→ What the task requires:
Read through the listing and copy every line that contains the word "folder".

→ Source material:
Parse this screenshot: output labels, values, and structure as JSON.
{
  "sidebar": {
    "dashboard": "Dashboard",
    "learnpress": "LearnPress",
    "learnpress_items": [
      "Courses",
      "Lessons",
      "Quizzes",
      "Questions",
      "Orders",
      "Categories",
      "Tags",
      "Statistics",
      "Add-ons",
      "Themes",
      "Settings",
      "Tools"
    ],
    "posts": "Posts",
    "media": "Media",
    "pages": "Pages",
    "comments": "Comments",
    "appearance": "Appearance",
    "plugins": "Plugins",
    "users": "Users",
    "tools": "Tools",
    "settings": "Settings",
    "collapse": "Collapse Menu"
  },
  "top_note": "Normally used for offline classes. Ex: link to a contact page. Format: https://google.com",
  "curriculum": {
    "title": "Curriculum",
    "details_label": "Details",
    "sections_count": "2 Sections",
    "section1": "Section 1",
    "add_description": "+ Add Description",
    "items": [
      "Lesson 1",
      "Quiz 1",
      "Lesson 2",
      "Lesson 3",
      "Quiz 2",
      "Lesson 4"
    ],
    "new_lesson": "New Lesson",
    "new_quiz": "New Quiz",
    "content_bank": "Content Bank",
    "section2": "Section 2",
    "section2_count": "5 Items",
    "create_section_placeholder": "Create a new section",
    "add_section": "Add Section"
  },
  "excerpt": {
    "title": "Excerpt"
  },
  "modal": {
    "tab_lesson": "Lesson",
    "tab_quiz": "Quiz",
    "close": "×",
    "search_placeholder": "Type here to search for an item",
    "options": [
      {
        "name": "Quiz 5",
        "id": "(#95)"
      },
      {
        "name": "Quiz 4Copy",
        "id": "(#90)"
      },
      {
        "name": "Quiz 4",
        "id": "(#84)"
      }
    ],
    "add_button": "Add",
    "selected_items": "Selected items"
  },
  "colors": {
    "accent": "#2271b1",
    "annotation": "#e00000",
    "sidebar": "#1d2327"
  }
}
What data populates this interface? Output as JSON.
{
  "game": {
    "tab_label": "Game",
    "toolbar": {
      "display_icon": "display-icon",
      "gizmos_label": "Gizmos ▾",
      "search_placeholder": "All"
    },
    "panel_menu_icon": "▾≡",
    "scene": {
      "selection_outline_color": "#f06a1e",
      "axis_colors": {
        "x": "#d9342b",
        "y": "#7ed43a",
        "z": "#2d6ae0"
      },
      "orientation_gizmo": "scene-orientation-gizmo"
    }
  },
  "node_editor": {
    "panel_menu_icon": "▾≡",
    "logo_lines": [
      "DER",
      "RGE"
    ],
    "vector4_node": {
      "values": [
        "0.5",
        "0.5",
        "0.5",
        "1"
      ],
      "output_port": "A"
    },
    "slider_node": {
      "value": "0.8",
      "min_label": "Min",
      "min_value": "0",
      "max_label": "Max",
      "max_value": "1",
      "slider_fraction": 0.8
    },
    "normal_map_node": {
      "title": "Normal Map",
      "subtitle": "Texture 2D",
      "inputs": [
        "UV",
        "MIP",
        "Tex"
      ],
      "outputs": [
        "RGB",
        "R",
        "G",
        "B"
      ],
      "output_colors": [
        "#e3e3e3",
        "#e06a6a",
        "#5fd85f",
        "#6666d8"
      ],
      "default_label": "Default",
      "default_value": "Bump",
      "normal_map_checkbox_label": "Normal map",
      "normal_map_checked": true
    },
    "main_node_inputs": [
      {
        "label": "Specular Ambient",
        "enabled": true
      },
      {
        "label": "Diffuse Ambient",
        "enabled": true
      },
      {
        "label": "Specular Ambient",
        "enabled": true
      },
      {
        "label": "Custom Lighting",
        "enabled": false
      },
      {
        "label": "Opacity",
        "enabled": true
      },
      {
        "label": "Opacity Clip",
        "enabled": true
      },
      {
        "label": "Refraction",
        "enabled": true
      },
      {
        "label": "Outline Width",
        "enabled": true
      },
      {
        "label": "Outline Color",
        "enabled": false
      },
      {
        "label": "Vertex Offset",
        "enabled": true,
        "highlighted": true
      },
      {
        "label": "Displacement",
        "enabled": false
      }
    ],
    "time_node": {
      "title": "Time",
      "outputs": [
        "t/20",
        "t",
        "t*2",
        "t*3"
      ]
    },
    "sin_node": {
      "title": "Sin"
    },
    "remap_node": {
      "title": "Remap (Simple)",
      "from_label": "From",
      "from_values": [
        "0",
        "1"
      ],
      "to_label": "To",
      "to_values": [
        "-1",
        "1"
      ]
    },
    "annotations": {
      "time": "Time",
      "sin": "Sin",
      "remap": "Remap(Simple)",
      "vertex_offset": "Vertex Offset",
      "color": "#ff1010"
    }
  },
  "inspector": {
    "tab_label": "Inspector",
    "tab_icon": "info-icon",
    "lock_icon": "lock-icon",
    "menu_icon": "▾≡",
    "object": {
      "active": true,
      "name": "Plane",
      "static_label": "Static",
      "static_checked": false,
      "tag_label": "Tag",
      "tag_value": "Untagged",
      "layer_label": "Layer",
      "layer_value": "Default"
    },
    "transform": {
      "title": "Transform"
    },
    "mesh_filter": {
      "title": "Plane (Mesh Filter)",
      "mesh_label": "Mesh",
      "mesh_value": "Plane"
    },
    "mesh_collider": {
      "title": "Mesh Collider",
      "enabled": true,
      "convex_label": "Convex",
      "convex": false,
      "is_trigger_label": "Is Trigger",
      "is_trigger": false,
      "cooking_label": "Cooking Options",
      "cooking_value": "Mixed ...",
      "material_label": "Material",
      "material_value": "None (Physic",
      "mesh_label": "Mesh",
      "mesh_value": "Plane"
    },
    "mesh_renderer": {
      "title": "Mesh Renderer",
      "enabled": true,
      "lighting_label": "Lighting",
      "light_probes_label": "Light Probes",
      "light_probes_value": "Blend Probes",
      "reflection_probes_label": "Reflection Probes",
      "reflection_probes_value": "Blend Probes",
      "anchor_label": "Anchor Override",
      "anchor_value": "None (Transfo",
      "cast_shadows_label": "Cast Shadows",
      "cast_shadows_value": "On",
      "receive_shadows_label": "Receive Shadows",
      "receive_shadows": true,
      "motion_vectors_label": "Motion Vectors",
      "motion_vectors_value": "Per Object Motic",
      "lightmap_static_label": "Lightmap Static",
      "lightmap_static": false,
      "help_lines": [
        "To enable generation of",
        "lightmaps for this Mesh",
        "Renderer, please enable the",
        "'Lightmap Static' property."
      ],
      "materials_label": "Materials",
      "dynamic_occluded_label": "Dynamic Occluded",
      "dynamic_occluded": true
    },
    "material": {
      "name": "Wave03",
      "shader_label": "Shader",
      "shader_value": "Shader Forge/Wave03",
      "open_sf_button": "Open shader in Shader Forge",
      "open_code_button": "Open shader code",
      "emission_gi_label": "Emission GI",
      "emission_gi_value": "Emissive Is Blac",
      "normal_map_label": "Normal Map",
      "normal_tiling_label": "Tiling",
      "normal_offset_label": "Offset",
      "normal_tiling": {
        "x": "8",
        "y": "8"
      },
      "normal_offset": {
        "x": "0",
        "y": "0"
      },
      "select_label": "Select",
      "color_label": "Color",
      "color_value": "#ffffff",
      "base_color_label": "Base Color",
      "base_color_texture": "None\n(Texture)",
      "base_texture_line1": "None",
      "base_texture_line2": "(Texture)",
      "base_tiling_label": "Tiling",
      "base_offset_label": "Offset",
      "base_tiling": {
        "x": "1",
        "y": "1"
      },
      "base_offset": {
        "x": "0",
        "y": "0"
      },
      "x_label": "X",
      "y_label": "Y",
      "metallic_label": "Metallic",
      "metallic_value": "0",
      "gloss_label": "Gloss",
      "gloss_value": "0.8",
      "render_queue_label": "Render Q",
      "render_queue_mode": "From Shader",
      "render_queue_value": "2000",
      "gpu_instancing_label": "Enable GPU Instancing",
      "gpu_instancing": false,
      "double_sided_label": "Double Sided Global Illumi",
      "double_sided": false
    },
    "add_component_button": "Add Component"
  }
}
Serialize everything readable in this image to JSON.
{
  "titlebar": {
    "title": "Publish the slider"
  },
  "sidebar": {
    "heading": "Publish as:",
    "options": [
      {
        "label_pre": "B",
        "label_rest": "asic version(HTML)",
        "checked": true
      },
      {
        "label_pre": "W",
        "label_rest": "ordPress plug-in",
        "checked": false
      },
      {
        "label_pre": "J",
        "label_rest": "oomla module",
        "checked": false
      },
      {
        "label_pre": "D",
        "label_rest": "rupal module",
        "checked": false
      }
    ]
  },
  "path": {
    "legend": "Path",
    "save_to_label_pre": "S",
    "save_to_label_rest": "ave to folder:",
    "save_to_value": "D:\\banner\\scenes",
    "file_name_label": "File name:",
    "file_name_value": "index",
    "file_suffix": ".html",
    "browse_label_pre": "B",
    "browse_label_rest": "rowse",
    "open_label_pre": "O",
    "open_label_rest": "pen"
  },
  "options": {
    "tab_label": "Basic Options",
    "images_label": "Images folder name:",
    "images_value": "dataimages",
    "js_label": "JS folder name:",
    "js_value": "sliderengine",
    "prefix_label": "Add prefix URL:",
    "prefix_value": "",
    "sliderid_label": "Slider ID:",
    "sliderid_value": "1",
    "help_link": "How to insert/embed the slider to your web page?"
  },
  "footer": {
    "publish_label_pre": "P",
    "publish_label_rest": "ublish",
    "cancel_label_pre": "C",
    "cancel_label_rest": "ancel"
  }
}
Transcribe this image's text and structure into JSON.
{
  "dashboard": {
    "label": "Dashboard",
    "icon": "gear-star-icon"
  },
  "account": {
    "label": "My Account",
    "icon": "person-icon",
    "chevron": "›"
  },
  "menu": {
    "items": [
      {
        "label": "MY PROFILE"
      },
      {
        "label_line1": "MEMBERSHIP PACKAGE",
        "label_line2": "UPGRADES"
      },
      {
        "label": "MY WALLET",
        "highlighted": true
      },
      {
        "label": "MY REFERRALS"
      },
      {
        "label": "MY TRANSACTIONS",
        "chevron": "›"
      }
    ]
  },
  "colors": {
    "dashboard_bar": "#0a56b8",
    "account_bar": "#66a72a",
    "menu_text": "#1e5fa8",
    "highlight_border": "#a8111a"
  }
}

→ Your solution:
    "save_to_label_rest": "ave to folder:",
    "images_label": "Images folder name:",
    "js_label": "JS folder name:",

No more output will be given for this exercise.